In modern times, there is so much information readily available about mental health, with increasing numbers of individuals being diagnosed with anxiety disorders. Anxiety disorders are the most common disorders in the United States, with 40 million adults in the U.S. suffering from one.

On top of anxiety disorders, another issue that seems to have increased is the prevalence of attachment disorders, Attachment disorders are psychiatric illnesses that develop among children who have a hard time forming an emotional attachment to others. And psychiatrists believe these disorders are directly linked to parenting behaviors.

Here are 9 parenting behaviors that lead to anxiety and attachment disorders.

1. Emotional invalidation.

Emotional invalidation is what happens when a parent fails to emotionally support their child and instead makes their child feel as though their emotions are irrational. In turn, they learn early on that emotions should be hidden or concealed. And because of this, they never learn how to manage their emotions healthily.

2. Emotional neglect.

When most people think of neglect, they think of physical neglect. However, there is another side of the coin: emotional neglect. As parents, a major part of their job is to help their child manage their emotions and help them to feel secure and loved. But, parents who fail to do this are emotionally neglectful.

3. Constant criticism.

All parents criticize sometimes, however, when a parent is constantly criticizing their child and lashing out at them in anger, they are ultimately causing them to suffer from severe anxiety. The reason for this is that when everything you do is put under constant scrutiny, it causes you to become hypervigilant and on edge, afraid to do anything wrong.

4. Hovering.

Another word for this is helicoptering. Put simply, parents who always stand over their kids, watching their every move, can drastically impact how their children turn out. Research published in the journal Cognitive Therapy and Research found strong links between anxiety and helicopter parenting.

5. Shaming.

Many parents believe that shaming their children is effective discipline. However, experts warn against shaming, because the effects of shaming can linger, causing anxiety disorders and other emotional disorders. Not only that, shaming does not lead to changed behavior. On the contrary, Harvard Health says that shaming a child ultimately leads to feelings of hopelessness and defeat.

6. Rejection.

Children are like tiny sponges, who absorb everything we do and don’t do and internalize it. When we reject them, or abandon them when they need us most, rather than assuming that something is off about us, they immediately believe they have done something wrong.
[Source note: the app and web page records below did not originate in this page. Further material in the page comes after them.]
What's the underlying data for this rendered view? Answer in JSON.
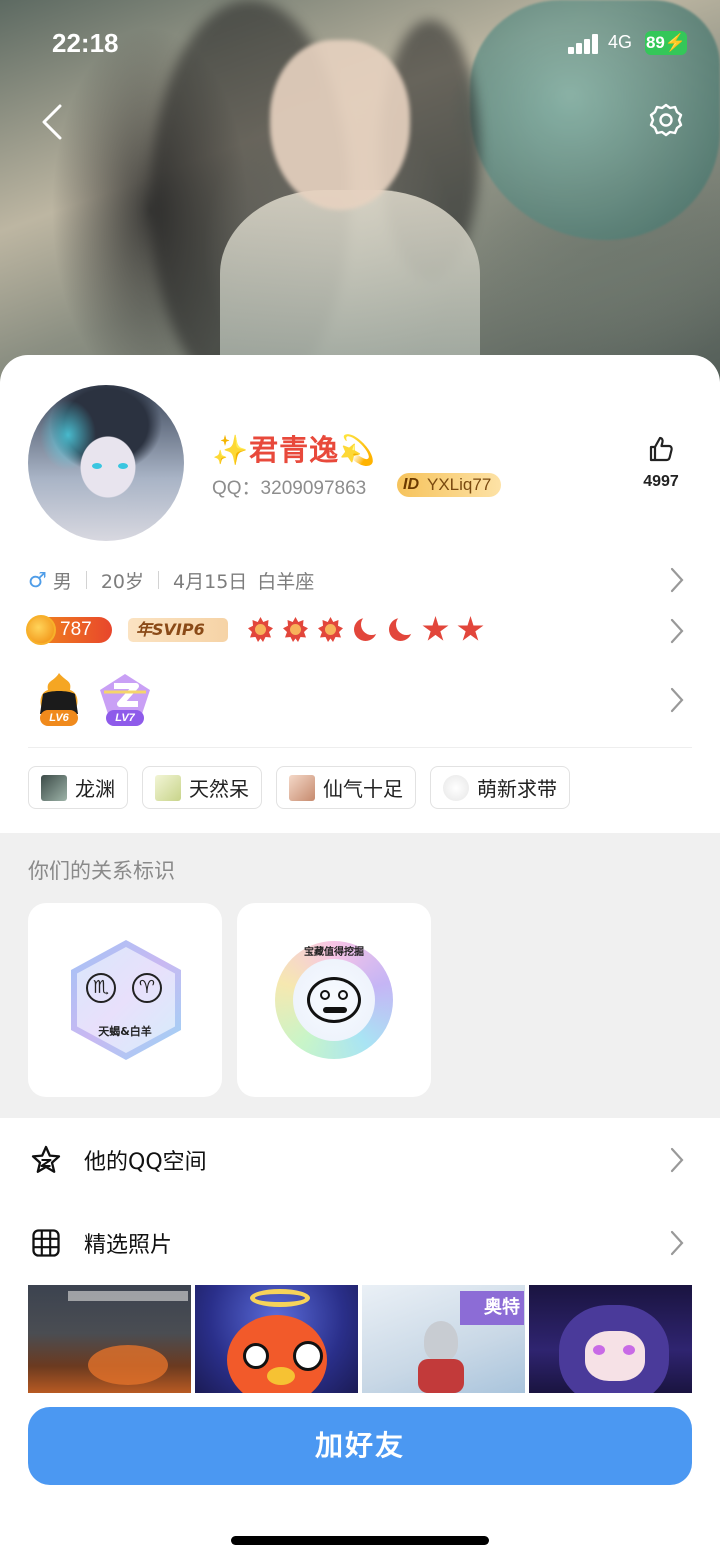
{
  "status_bar": {
    "time": "22:18",
    "network": "4G",
    "battery": "89"
  },
  "profile": {
    "nickname": "✨君青逸💫",
    "qq_label": "QQ：3209097863",
    "id_mark": "ID",
    "id_value": "YXLiq77",
    "likes": "4997"
  },
  "info": {
    "gender_symbol": "♂",
    "gender": "男",
    "age": "20岁",
    "birthday": "4月15日",
    "constellation": "白羊座"
  },
  "vip": {
    "coins": "787",
    "svip": "年SVIP6"
  },
  "medals": [
    "LV6",
    "LV7"
  ],
  "tags": [
    "龙渊",
    "天然呆",
    "仙气十足",
    "萌新求带"
  ],
  "relationship": {
    "title": "你们的关系标识",
    "badge1_text": "天蝎&白羊",
    "badge1_sign1": "♏",
    "badge1_sign2": "♈",
    "badge2_text": "宝藏值得挖掘"
  },
  "menu": {
    "qzone": "他的QQ空间",
    "photos": "精选照片"
  },
  "photo_overlay_text": "奥特",
  "add_friend": "加好友",
  "colors": {
    "accent": "#4b98f2",
    "name": "#e8493b",
    "level": "#e2463b"
  },
  "icons": [
    "back-icon",
    "gear-icon",
    "thumbs-up-icon",
    "chevron-right-icon",
    "star-outline-icon",
    "grid-icon"
  ]
}
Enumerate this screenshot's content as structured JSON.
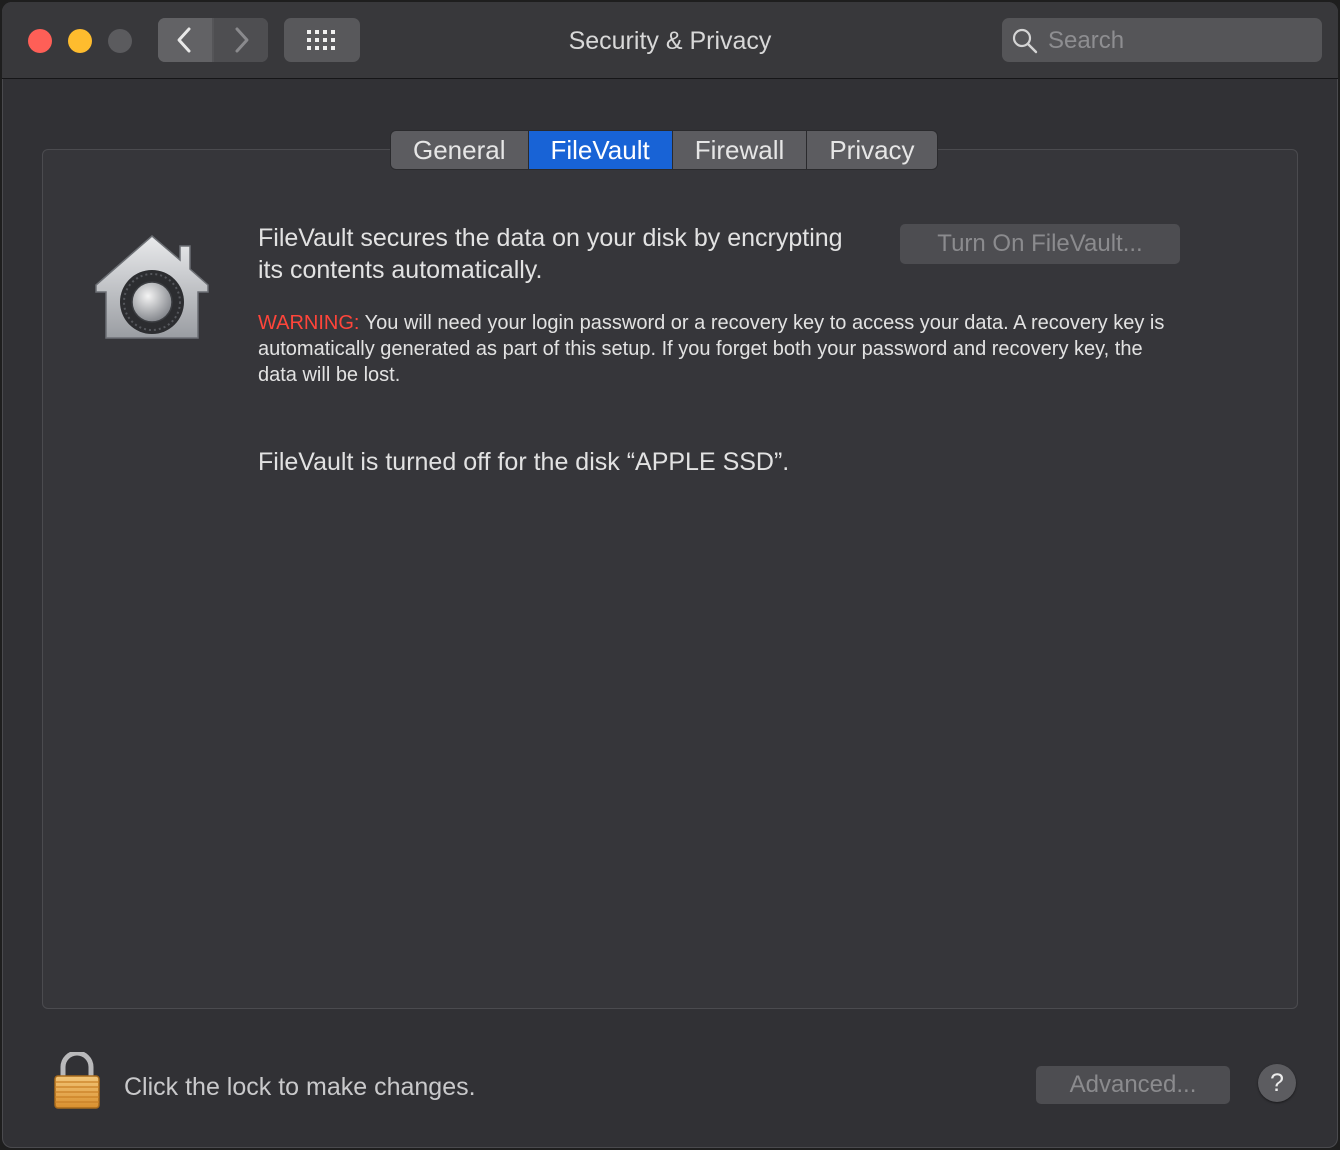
{
  "window": {
    "title": "Security & Privacy"
  },
  "toolbar": {
    "back_icon": "chevron-left-icon",
    "forward_icon": "chevron-right-icon",
    "grid_icon": "show-all-grid-icon",
    "search_placeholder": "Search",
    "search_value": ""
  },
  "tabs": [
    {
      "label": "General",
      "active": false
    },
    {
      "label": "FileVault",
      "active": true
    },
    {
      "label": "Firewall",
      "active": false
    },
    {
      "label": "Privacy",
      "active": false
    }
  ],
  "filevault": {
    "description": "FileVault secures the data on your disk by encrypting its contents automatically.",
    "turn_on_label": "Turn On FileVault...",
    "warning_label": "WARNING:",
    "warning_text": " You will need your login password or a recovery key to access your data. A recovery key is automatically generated as part of this setup. If you forget both your password and recovery key, the data will be lost.",
    "status": "FileVault is turned off for the disk “APPLE SSD”."
  },
  "footer": {
    "lock_message": "Click the lock to make changes.",
    "advanced_label": "Advanced...",
    "help_label": "?"
  },
  "colors": {
    "accent": "#1863d6",
    "warning": "#ff453a",
    "close": "#fe5f57",
    "minimize": "#febc2e"
  }
}
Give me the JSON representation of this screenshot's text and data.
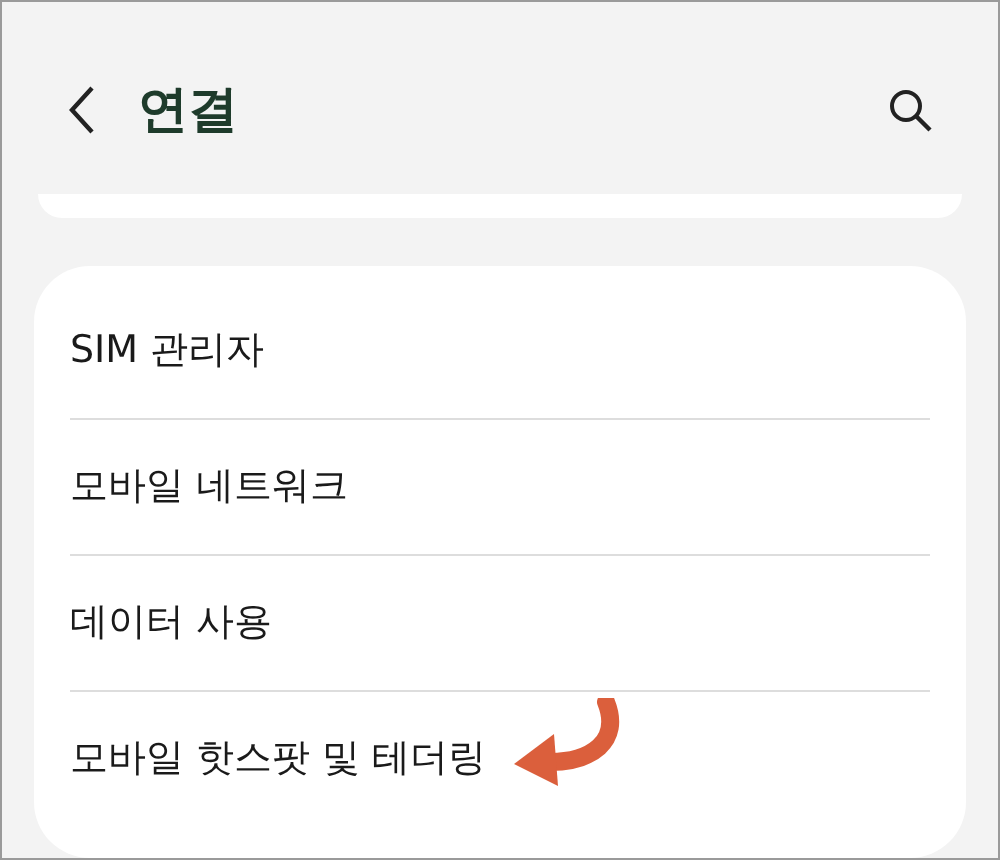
{
  "header": {
    "title": "연결"
  },
  "items": [
    {
      "label": "SIM 관리자",
      "highlighted": false
    },
    {
      "label": "모바일 네트워크",
      "highlighted": false
    },
    {
      "label": "데이터 사용",
      "highlighted": false
    },
    {
      "label": "모바일 핫스팟 및 테더링",
      "highlighted": true
    }
  ]
}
Prolonged rejection and neglect ultimately destroy a child’s sense of self. And can lead to deep attachment issues.

7. A lack of consistency and stability.

Children need stability. Without it- a world that is already scary and filled with the unknown is made to feel a million times more chaotic. Even as adults, consistency and routine work to help us cope with a chaotic world, so imagine how beneficial that is for children.

8. A lack of boundaries.

Kids need boundaries to navigate through the world. Deep down, they crave limits- because it helps them to discern how they can effectively navigate throughout their lives. Without boundaries, they never learn their limits, and the world seems extremely unpredictable.

9. Over-control.

Another conclusion of various studies is that over-controlling behaviors by parents can lead to anxiety in their children. One of those studies which were published in Pub Med says, “Several parenting behaviors have been identified in the literature as being related to excessive anxiety in children, including high-levels of criticism and over-control, and low levels of warmth and granting of autonomy.”